▶ **Problem description**
Go through the material below and count the lines with the string "data"; the number is the whole answer.
──────
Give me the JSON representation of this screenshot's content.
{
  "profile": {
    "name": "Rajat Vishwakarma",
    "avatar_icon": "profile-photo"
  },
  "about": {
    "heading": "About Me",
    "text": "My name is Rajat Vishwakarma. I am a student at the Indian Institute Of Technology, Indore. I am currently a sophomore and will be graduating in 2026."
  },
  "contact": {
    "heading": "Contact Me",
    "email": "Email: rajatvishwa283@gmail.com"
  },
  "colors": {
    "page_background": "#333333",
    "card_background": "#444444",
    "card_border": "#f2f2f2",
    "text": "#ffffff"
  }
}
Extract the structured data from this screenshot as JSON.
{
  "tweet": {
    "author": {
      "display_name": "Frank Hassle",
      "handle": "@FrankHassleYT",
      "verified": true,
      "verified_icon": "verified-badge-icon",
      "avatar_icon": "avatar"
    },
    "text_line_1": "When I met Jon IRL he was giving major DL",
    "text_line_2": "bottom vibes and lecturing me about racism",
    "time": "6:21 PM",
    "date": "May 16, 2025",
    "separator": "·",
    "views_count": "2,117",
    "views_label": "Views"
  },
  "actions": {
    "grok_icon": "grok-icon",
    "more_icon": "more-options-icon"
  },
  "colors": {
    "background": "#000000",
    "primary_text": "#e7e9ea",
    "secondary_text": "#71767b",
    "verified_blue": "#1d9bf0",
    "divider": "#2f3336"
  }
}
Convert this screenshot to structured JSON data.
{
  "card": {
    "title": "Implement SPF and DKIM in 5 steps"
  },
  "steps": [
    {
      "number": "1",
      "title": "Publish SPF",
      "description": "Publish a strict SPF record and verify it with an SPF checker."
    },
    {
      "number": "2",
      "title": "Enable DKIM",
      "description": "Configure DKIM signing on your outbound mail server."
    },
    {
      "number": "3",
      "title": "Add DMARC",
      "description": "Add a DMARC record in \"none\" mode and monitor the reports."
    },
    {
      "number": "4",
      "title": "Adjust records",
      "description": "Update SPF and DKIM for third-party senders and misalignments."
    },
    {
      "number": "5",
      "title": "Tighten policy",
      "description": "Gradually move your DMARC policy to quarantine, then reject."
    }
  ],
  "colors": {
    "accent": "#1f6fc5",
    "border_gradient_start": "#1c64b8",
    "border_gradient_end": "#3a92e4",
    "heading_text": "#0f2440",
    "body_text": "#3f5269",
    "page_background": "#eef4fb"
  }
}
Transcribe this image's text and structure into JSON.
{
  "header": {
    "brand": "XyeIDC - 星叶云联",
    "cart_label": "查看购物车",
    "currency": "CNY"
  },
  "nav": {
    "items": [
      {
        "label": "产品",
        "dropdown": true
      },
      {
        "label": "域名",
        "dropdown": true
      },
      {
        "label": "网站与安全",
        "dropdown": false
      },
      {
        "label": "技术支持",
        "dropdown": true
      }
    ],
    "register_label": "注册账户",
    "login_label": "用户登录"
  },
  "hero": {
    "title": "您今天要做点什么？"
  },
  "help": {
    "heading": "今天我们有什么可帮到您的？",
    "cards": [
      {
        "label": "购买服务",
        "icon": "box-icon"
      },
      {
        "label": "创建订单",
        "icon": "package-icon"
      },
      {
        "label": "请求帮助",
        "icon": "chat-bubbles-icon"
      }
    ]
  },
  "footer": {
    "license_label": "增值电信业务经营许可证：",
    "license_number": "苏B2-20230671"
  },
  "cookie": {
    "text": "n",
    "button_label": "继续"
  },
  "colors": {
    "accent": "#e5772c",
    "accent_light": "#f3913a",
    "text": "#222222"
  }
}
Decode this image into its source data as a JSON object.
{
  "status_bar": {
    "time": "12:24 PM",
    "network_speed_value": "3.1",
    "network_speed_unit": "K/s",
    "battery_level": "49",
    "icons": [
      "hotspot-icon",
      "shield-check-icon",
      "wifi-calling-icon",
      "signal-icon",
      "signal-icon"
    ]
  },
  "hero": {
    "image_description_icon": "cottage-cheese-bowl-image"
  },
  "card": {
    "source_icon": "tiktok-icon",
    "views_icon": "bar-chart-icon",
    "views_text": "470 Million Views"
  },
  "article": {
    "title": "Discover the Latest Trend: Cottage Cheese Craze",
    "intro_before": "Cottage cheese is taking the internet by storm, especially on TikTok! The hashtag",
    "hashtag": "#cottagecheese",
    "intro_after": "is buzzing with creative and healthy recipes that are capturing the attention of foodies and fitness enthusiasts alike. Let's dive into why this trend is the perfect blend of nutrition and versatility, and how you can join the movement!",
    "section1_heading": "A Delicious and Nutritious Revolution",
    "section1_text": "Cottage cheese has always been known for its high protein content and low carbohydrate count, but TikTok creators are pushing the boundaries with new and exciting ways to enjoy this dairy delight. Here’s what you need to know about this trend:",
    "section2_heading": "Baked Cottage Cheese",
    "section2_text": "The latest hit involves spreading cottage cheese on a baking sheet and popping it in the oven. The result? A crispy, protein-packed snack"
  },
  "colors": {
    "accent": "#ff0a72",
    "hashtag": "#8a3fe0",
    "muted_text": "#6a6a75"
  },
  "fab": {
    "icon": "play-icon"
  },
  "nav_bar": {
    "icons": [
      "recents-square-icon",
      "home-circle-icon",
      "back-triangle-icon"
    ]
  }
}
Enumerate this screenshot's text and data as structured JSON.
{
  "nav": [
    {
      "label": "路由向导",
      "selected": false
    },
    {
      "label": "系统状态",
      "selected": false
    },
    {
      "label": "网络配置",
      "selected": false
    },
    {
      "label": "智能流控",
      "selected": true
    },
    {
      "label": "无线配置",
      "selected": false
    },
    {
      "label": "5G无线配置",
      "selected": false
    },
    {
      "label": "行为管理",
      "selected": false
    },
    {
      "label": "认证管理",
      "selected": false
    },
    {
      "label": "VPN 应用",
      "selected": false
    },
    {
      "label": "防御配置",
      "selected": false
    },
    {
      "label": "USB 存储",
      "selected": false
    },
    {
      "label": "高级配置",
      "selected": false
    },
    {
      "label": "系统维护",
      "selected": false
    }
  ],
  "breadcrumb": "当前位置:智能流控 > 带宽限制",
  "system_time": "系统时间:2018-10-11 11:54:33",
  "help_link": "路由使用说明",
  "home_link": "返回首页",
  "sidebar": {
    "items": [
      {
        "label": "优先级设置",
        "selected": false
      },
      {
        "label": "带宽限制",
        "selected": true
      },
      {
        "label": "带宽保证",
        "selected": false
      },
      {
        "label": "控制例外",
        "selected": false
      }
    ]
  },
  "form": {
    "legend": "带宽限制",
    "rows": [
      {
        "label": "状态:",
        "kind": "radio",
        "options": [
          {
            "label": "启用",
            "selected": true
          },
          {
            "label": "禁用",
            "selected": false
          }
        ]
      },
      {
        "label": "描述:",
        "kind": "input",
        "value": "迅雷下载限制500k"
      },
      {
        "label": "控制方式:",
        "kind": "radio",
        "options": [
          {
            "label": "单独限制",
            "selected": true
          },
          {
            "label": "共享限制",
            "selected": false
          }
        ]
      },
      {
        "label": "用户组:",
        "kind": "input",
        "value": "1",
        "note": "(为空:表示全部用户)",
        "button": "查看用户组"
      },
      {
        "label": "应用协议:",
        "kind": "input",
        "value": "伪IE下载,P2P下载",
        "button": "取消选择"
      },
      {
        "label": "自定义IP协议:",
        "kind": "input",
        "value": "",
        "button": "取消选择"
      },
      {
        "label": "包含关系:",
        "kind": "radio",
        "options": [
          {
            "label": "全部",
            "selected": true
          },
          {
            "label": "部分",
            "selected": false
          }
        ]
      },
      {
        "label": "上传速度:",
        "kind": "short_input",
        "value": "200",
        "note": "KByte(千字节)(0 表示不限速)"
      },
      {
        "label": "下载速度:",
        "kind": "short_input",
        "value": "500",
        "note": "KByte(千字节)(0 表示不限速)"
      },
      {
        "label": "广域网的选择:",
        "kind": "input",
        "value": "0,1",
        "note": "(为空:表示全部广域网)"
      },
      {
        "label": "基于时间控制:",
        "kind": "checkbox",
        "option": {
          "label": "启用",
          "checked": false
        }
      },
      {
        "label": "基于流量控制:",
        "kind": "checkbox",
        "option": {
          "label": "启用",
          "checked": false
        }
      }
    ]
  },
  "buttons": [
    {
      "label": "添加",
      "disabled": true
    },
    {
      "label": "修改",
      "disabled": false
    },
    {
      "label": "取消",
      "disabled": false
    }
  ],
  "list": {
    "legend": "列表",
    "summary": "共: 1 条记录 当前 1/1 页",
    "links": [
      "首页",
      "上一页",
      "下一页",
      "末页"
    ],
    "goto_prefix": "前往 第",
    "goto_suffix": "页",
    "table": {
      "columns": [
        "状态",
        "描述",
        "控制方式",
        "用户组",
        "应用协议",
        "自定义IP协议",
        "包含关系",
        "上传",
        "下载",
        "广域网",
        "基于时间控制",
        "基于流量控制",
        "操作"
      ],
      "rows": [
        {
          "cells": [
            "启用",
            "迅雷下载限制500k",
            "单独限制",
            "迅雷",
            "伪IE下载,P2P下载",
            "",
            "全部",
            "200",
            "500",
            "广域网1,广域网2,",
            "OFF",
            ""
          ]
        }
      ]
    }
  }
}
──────
▶ **Answer box**
4